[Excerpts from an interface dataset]
________________________

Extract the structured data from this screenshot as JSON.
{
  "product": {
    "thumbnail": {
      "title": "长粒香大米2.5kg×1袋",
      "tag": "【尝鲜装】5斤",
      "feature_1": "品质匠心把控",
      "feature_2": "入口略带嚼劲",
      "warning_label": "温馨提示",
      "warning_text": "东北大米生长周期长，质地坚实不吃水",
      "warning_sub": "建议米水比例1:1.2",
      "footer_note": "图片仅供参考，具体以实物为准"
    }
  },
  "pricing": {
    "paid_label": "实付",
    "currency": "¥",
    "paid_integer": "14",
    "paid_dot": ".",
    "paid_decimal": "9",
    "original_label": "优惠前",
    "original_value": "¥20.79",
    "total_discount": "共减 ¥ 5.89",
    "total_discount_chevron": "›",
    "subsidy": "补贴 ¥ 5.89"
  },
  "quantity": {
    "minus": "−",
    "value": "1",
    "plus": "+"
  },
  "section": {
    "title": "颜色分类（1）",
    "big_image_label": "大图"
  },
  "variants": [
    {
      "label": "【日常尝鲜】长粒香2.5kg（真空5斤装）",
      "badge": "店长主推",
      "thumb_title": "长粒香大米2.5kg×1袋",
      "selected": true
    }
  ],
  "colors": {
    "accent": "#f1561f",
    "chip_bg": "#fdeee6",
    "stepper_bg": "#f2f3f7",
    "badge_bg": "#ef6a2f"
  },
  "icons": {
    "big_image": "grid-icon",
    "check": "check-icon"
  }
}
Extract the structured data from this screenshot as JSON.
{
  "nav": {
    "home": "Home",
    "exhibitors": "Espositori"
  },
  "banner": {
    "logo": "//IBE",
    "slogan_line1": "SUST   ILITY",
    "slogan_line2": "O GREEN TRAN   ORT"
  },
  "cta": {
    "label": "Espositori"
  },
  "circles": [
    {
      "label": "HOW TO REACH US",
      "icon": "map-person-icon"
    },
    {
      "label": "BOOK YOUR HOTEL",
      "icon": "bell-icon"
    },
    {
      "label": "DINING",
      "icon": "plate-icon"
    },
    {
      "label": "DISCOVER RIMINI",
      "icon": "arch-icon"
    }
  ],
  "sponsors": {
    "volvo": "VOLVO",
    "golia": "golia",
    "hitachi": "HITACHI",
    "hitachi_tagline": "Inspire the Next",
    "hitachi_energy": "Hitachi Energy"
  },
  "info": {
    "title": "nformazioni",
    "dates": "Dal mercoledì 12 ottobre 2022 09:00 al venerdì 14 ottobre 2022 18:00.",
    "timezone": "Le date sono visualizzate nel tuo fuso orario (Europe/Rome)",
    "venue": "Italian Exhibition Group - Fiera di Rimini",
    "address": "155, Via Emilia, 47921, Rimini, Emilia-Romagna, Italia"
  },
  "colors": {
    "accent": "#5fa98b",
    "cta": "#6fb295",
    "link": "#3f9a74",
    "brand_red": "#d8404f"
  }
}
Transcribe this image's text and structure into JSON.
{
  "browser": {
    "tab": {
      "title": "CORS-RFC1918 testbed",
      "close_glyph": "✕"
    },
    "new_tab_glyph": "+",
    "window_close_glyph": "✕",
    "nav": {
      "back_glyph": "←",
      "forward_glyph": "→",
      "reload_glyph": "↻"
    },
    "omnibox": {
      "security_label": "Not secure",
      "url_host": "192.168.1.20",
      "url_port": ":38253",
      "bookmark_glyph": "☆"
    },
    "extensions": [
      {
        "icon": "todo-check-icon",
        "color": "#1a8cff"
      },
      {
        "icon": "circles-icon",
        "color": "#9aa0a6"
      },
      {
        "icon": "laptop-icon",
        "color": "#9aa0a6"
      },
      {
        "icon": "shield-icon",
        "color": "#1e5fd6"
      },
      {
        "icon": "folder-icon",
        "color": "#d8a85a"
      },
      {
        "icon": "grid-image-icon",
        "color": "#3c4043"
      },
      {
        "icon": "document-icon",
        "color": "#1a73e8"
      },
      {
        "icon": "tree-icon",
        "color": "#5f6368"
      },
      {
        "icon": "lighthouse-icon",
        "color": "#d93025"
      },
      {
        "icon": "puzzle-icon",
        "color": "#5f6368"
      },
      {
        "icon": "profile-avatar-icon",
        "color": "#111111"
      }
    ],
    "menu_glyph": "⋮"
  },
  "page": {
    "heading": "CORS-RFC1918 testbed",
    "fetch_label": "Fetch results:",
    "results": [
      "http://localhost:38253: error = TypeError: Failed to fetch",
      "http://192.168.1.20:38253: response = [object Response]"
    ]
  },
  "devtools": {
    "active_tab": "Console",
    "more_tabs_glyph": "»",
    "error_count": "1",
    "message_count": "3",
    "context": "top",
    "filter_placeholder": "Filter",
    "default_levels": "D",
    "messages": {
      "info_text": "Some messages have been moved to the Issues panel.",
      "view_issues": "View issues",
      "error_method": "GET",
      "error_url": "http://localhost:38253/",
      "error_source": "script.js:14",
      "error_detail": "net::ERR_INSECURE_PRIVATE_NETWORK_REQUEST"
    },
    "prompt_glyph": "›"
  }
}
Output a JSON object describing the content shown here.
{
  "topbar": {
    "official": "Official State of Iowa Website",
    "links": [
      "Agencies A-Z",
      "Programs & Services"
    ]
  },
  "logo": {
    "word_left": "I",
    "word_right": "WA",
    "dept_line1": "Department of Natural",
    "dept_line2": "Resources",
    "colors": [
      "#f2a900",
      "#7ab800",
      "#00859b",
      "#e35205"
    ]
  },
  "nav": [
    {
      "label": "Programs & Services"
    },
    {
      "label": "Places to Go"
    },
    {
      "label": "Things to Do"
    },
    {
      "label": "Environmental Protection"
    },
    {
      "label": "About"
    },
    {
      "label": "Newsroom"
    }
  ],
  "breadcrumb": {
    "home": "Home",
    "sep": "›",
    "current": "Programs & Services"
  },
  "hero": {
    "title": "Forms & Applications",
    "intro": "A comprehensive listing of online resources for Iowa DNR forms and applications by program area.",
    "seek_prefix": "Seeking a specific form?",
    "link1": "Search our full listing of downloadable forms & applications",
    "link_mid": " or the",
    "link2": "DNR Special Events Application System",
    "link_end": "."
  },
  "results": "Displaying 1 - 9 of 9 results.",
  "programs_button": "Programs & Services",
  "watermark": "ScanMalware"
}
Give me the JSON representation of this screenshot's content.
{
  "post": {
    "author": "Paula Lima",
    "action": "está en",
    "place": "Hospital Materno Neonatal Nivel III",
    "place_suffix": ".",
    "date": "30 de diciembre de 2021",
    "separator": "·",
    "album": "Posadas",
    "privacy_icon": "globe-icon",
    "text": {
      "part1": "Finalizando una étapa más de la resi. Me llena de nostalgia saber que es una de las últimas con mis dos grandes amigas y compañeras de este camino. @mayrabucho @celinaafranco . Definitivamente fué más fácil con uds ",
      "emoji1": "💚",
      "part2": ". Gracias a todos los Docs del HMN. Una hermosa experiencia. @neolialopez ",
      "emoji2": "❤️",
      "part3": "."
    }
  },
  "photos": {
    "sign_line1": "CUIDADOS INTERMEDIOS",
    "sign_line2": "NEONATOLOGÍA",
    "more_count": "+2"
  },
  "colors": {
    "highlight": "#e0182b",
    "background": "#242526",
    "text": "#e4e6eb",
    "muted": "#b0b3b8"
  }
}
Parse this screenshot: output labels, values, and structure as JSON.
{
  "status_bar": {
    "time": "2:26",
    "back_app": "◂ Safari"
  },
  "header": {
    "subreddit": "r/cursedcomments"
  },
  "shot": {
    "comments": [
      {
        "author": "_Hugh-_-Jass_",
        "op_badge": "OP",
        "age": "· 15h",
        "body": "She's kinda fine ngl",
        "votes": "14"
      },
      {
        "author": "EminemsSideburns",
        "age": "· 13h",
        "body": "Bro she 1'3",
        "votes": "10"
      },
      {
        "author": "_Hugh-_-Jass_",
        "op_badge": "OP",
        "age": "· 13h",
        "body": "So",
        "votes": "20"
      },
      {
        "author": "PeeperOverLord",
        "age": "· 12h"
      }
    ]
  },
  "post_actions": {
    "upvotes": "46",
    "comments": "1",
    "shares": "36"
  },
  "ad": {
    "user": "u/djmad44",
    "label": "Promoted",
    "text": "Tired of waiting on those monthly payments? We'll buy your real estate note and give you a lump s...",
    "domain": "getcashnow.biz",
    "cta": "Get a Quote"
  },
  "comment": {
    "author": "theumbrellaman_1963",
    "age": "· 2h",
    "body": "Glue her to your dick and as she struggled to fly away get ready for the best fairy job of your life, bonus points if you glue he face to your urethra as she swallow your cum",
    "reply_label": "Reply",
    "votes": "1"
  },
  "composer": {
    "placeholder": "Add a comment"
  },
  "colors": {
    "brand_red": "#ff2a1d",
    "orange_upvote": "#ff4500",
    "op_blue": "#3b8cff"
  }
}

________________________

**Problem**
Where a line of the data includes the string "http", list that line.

**Output for this task**
      "http://localhost:38253: error = TypeError: Failed to fetch",
      "http://192.168.1.20:38253: response = [object Response]"
      "error_url": "http://localhost:38253/",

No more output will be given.